It took the admirable Watts Up With That blog, run by the American meteorologist Anthony Watts, to point out that in 1893 the Norwegian explorer Fridtjof Nansen found the Arctic so ice-free that he was able to kayak above 82 degrees north, 100 miles nearer the Pole than our hapless campaigner against “unprecedented global warming”.
Greenpeace thinks it has found the way to defeat the clever Japanese, who manage to harvest hump-backed whales in defiance of an international ban on whaling… “for research.” After they’ve been “researched,” you see, Japan’s harvested whales are not simply discarded, but instead manage to find their way to Japanese dining tables.
This year Greenpeace (couch-Eco-warriors that they are) is following the humpback whales by satellite, and proposes to save them by asking its website’s bleating moonbat readers to select a name.

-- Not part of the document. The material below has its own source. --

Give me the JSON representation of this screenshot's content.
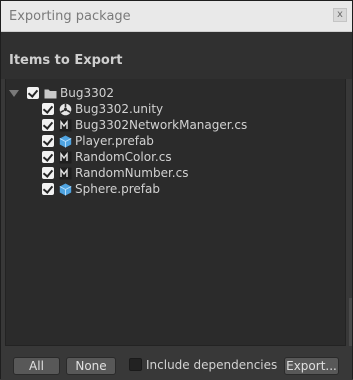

Once they’ve named the puppy, the theory is that presumably it will be that much easier to guilt the Japanese about eating it.
And what a choice of names!
Again, from Karen L. Myers.
If you’re a leftist, it would never occur to you that Nature has cycles and that change is normal. If the weather is colder for few years, that must mean we’re headed into another Ice Age and human behavior is to blame. If the weather is slightly warmer for a few years, catastrophic Anthropogenic Global Warming has to be underway.
Glaciers couldn’t possibly shrink and grow at different periods of times. A shrinking glacier is a one-way process and event. Once it melts, its gone for good.
And, if you are a leftist, what can you do about this sort of problem? How do you change public policy? It’s very simple: you take off all your clothes and stand around naked in a public place out-of-doors in order to be photographed.
Reuters explains that Greenpeace thought all this would “establish a symbolic relationship between the vulnerability of the melting glacier and the human body.”
Isn’t there something fundamentally preposterous about the supposition that anyone would be willing to be guided on matters of science by the sort of people who have so little grasp of cause and effect that they rely upon pointless symbolic behavior to try to achieve political goals?